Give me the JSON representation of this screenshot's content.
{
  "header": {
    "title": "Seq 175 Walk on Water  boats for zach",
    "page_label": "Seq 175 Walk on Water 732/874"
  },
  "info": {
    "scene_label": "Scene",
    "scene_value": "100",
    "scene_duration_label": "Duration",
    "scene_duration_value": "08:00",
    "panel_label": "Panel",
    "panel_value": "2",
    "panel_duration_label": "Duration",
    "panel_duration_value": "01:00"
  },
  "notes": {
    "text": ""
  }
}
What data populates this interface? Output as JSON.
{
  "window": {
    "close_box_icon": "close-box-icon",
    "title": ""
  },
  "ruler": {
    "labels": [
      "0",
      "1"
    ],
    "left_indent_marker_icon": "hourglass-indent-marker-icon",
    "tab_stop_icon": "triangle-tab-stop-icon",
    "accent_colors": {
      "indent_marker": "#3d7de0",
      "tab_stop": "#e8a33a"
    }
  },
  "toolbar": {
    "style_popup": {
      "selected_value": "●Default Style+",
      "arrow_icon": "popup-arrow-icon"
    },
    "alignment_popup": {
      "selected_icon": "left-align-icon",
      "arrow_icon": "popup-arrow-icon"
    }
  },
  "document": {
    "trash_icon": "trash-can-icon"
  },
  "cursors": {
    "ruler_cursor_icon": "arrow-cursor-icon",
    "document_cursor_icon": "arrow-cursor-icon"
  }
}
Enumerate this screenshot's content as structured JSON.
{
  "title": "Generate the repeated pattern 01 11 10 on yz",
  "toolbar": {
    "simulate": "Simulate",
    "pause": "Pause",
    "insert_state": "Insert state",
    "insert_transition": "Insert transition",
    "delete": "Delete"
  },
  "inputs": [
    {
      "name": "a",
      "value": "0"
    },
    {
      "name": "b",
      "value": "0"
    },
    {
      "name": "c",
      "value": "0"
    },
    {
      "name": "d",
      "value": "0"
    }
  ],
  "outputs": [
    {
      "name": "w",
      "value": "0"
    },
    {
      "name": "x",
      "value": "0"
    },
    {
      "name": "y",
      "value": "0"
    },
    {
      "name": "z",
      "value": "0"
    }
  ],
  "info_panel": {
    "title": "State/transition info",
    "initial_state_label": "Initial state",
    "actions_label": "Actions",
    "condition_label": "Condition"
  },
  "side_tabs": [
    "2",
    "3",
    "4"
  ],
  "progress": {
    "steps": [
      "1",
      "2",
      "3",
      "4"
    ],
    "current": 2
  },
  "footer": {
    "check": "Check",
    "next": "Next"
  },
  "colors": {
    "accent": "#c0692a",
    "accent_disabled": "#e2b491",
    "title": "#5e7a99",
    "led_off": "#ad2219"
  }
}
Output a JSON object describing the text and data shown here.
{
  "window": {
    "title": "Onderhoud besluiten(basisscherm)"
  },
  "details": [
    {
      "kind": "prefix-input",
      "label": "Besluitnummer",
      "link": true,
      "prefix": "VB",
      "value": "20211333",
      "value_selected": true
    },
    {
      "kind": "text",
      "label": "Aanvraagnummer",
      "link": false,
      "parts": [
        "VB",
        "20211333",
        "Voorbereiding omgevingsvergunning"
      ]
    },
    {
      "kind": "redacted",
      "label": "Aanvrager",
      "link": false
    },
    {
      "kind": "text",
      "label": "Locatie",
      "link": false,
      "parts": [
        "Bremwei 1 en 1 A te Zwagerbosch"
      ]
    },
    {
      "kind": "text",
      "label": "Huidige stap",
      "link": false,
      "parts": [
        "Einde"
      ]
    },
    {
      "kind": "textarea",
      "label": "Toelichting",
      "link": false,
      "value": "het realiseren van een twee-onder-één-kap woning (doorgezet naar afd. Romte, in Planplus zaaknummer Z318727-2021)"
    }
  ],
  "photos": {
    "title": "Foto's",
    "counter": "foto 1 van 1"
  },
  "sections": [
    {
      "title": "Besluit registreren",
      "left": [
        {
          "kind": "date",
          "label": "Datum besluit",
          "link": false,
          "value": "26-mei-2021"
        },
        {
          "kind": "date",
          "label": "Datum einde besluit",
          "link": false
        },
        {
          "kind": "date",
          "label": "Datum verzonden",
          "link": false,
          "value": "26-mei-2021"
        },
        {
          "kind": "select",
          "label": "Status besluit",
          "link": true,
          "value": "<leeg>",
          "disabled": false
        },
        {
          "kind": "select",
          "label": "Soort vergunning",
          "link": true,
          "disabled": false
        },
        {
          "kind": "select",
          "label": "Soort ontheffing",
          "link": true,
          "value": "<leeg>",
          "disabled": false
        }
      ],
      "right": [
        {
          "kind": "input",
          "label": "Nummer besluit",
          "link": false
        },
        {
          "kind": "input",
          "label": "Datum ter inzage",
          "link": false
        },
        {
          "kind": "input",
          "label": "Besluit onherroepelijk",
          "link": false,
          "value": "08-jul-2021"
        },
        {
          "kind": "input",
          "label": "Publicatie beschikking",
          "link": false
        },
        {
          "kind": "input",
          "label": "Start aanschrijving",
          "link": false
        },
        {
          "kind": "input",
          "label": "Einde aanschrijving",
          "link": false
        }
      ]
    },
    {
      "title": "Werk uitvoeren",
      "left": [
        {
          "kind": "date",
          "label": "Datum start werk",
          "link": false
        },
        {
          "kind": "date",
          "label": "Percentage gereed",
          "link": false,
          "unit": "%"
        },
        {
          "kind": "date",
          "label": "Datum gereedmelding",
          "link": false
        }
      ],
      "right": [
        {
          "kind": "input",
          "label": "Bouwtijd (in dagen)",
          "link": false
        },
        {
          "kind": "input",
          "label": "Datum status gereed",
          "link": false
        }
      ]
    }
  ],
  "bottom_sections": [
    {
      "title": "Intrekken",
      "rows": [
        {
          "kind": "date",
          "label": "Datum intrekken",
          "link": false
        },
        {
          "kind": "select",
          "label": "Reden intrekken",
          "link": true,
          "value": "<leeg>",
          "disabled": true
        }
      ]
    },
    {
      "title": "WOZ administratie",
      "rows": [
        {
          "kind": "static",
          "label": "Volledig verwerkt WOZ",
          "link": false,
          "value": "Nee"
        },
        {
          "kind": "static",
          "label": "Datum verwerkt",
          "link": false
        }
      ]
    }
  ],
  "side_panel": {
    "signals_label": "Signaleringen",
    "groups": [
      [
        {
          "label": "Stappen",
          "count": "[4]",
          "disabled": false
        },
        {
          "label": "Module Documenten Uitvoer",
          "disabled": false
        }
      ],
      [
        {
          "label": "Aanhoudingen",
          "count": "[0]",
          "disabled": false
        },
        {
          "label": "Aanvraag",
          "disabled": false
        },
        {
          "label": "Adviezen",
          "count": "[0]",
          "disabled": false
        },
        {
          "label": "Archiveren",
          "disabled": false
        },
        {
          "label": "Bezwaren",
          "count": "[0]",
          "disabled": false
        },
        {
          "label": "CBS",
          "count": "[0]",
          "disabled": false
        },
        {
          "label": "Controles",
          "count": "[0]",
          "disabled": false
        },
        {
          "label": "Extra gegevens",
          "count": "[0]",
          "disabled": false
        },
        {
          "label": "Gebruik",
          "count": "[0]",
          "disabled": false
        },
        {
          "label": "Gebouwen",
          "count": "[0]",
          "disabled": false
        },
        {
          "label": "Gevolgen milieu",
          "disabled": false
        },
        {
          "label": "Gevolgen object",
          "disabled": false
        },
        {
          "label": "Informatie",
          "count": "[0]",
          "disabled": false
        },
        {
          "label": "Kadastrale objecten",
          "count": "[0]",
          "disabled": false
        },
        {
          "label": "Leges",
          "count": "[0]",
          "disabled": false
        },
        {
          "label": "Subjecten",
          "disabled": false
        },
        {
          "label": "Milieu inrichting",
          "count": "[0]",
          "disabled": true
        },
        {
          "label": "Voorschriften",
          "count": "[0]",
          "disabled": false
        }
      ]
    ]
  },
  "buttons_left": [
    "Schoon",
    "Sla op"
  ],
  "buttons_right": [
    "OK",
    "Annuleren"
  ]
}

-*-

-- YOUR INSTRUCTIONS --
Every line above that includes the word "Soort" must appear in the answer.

-- REPLY TO THE TASK --
          "label": "Soort vergunning",
          "label": "Soort ontheffing",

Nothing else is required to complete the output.